■ WHAT NEEDS TO BE DONE
Go through the data and copy each line where the word "icon" shows up.

■ DATASET CONTENT
╔══
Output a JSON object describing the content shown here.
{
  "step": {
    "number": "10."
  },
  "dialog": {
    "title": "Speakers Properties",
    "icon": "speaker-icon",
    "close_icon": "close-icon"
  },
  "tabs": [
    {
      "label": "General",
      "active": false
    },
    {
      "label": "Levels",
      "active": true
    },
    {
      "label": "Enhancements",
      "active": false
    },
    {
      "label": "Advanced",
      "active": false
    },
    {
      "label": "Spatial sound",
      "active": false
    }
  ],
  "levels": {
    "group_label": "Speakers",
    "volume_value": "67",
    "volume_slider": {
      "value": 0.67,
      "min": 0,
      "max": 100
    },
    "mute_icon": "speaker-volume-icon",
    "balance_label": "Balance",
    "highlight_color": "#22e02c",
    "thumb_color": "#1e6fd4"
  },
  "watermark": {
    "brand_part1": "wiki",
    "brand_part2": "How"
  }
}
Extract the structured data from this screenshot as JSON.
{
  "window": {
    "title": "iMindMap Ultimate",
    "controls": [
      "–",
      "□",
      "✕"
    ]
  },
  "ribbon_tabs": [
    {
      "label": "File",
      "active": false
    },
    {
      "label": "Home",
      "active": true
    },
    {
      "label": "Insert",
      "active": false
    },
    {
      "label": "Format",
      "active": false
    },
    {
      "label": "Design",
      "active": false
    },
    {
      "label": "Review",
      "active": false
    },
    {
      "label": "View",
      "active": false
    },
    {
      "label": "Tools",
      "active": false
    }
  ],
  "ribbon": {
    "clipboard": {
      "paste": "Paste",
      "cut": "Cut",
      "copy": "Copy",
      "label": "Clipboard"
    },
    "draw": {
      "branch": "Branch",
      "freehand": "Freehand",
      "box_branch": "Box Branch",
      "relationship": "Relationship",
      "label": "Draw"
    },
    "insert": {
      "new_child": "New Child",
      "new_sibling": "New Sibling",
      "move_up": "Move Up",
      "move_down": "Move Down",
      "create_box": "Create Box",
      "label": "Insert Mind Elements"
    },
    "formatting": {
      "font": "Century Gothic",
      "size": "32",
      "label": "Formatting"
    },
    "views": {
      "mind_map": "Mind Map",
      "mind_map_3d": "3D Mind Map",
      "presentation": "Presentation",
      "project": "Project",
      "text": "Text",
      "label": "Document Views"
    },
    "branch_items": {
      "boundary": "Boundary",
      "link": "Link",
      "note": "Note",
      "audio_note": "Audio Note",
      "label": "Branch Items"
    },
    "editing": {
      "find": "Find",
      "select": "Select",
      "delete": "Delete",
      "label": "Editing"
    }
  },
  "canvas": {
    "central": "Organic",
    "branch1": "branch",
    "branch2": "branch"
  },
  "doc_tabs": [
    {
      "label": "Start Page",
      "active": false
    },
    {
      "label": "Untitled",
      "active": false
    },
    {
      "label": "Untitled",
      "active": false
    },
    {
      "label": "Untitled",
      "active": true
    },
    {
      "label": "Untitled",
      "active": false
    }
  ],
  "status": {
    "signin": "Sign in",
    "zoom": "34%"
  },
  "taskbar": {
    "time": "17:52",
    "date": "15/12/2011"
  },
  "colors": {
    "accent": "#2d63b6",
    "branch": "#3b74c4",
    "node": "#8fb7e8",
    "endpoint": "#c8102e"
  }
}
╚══
■ WORKED SOLUTION
    "icon": "speaker-icon",
    "close_icon": "close-icon"
    "mute_icon": "speaker-volume-icon",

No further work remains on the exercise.